Solar and wind energy have gotten significantly less expensive in recent decades. However, these sources are still dependent on climatic circumstances – without wind, turbines cannot spin, and solar panels cannot (typically) capture energy.
Because these sources are less constant than fossil fuels, which can be dispatched on demand, utilities will continue to rely on gas and coal to cover gaps and keep the electric grid stable even as solar and wind develop. This accounts for 30% of worldwide CO2 emissions, hence decarbonizing the electric system is critical to mitigating climate change.
We can accelerate the shift to renewable energy by storing extra energy in batteries, and new room-temperature sodium-sulfur (RT Na-S) batteries appear to be a feasible option.
They store and deploy electrical energy through chemical interactions between a sulfur cathode and a sodium anode, and they employ low-cost ingredients that can even be harvested from saltwater.
The new RT Na-S battery has four times the storage capacity of a lithium-ion battery and a very long life – after 1,000 cycles, it still preserved almost half of its capacity, which the researchers call “unprecedented. This leap was possible thanks to the incorporation of carbon-based electrodes and the use of a process called “pyrolysis” to improve the reactivity of the sulfur and the reactions between the sulfur and sodium.
The researchers have only constructed and tested laboratory-scale prototypes of their RT Na-S battery thus far. They now want to concentrate on scaling up and commercializing the technology, which will most likely take several years.
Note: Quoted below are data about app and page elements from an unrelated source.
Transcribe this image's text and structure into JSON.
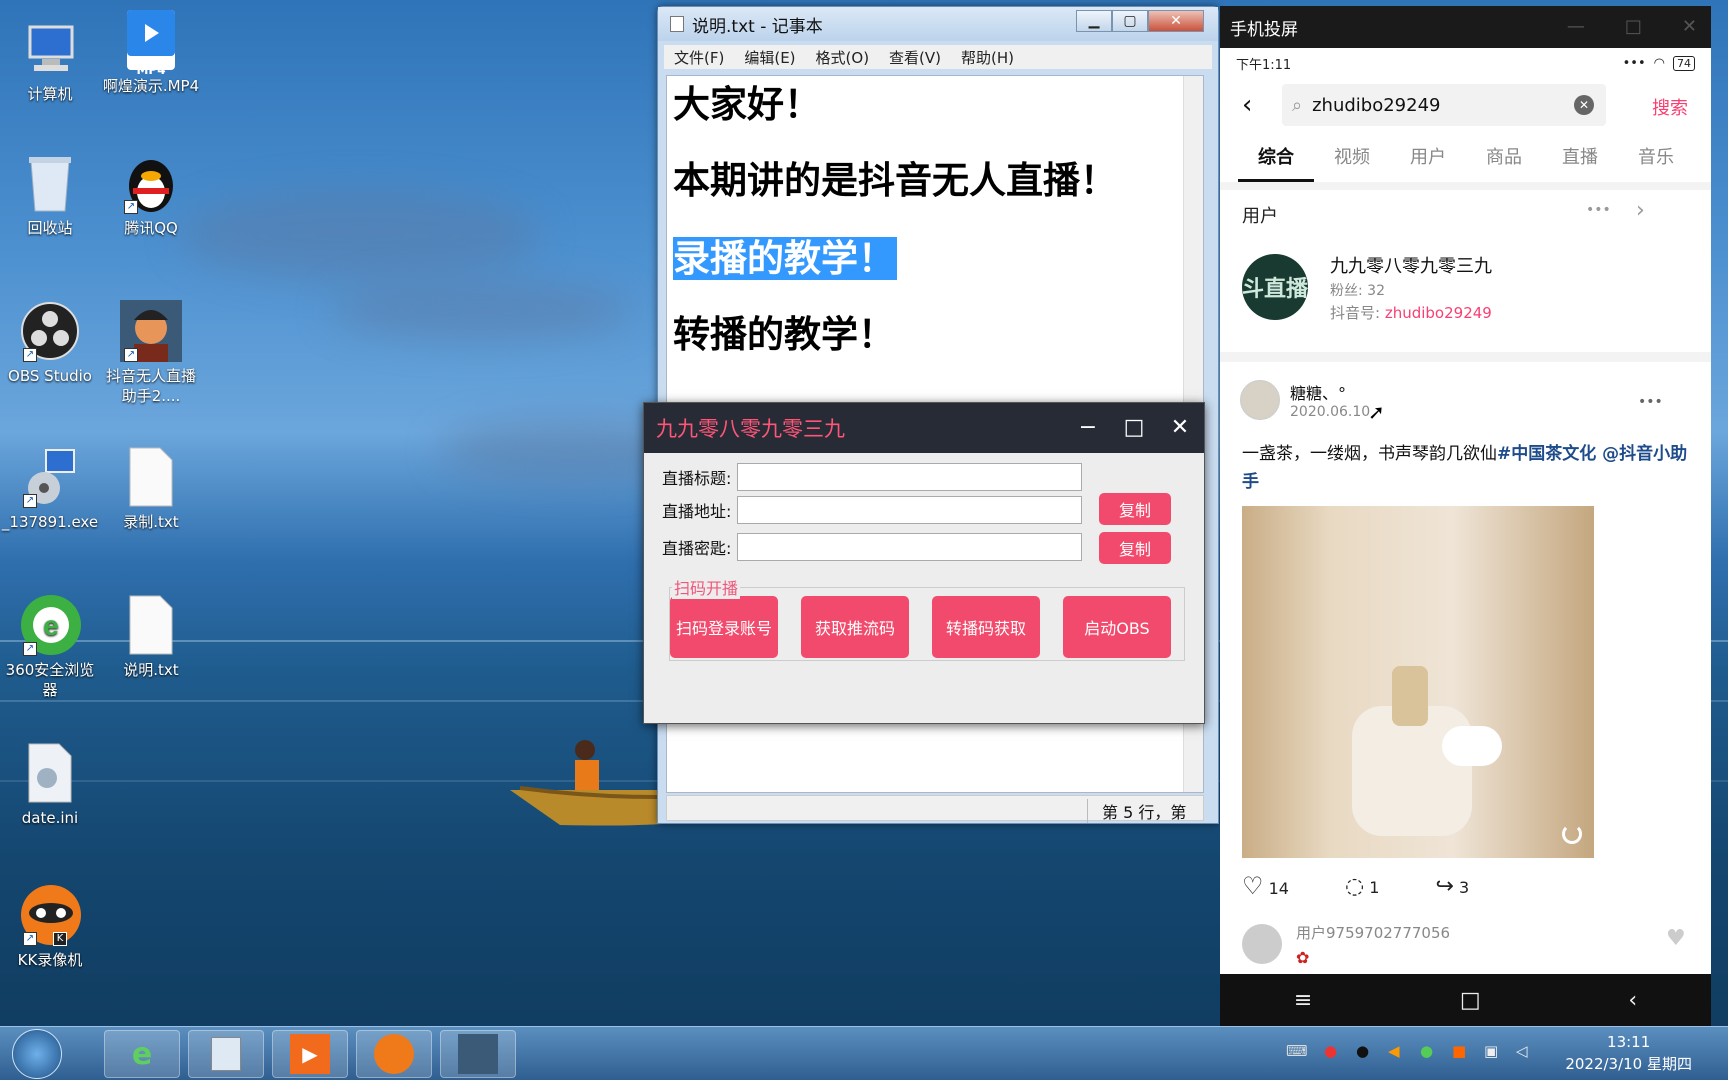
{
  "desktop": {
    "icons": [
      {
        "label": "计算机",
        "icon": "computer-icon"
      },
      {
        "label": "啊煌演示.MP4",
        "icon": "mp4-file-icon",
        "badge": "MP4"
      },
      {
        "label": "回收站",
        "icon": "recycle-bin-icon"
      },
      {
        "label": "腾讯QQ",
        "icon": "qq-penguin-icon"
      },
      {
        "label": "OBS Studio",
        "icon": "obs-icon"
      },
      {
        "label": "抖音无人直播助手2....",
        "icon": "app-avatar-icon"
      },
      {
        "label": "_137891.exe",
        "icon": "installer-icon"
      },
      {
        "label": "录制.txt",
        "icon": "text-file-icon"
      },
      {
        "label": "360安全浏览器",
        "icon": "browser-360-icon"
      },
      {
        "label": "说明.txt",
        "icon": "text-file-icon"
      },
      {
        "label": "date.ini",
        "icon": "ini-file-icon"
      },
      {
        "label": "KK录像机",
        "icon": "kk-recorder-icon",
        "badge": "K"
      }
    ]
  },
  "notepad": {
    "title": "说明.txt - 记事本",
    "menu": [
      "文件(F)",
      "编辑(E)",
      "格式(O)",
      "查看(V)",
      "帮助(H)"
    ],
    "lines": [
      "大家好！",
      "本期讲的是抖音无人直播！",
      "录播的教学！",
      "转播的教学！"
    ],
    "status": "第 5 行，第"
  },
  "tool": {
    "title": "九九零八零九零三九",
    "fields": [
      {
        "label": "直播标题:",
        "value": ""
      },
      {
        "label": "直播地址:",
        "value": ""
      },
      {
        "label": "直播密匙:",
        "value": ""
      }
    ],
    "copy_label": "复制",
    "group_label": "扫码开播",
    "buttons": [
      "扫码登录账号",
      "获取推流码",
      "转播码获取",
      "启动OBS"
    ]
  },
  "phone": {
    "window_title": "手机投屏",
    "time": "下午1:11",
    "battery": "74",
    "search_value": "zhudibo29249",
    "search_button": "搜索",
    "tabs": [
      "综合",
      "视频",
      "用户",
      "商品",
      "直播",
      "音乐"
    ],
    "active_tab": 0,
    "users_section": "用户",
    "user": {
      "avatar_text": "斗直播",
      "name": "九九零八零九零三九",
      "fans": "粉丝: 32",
      "id_label": "抖音号: ",
      "id": "zhudibo29249"
    },
    "post": {
      "author": "糖糖、°",
      "date": "2020.06.10",
      "text": "一盏茶，一缕烟，书声琴韵几欲仙",
      "tags": "#中国茶文化 @抖音小助手",
      "likes": "14",
      "comments": "1",
      "shares": "3"
    },
    "commenter": "用户9759702777056"
  },
  "taskbar": {
    "time": "13:11",
    "date": "2022/3/10 星期四"
  }
}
Reference- IEA website, Journal Advanced Materials, Popular Science, Nature Communications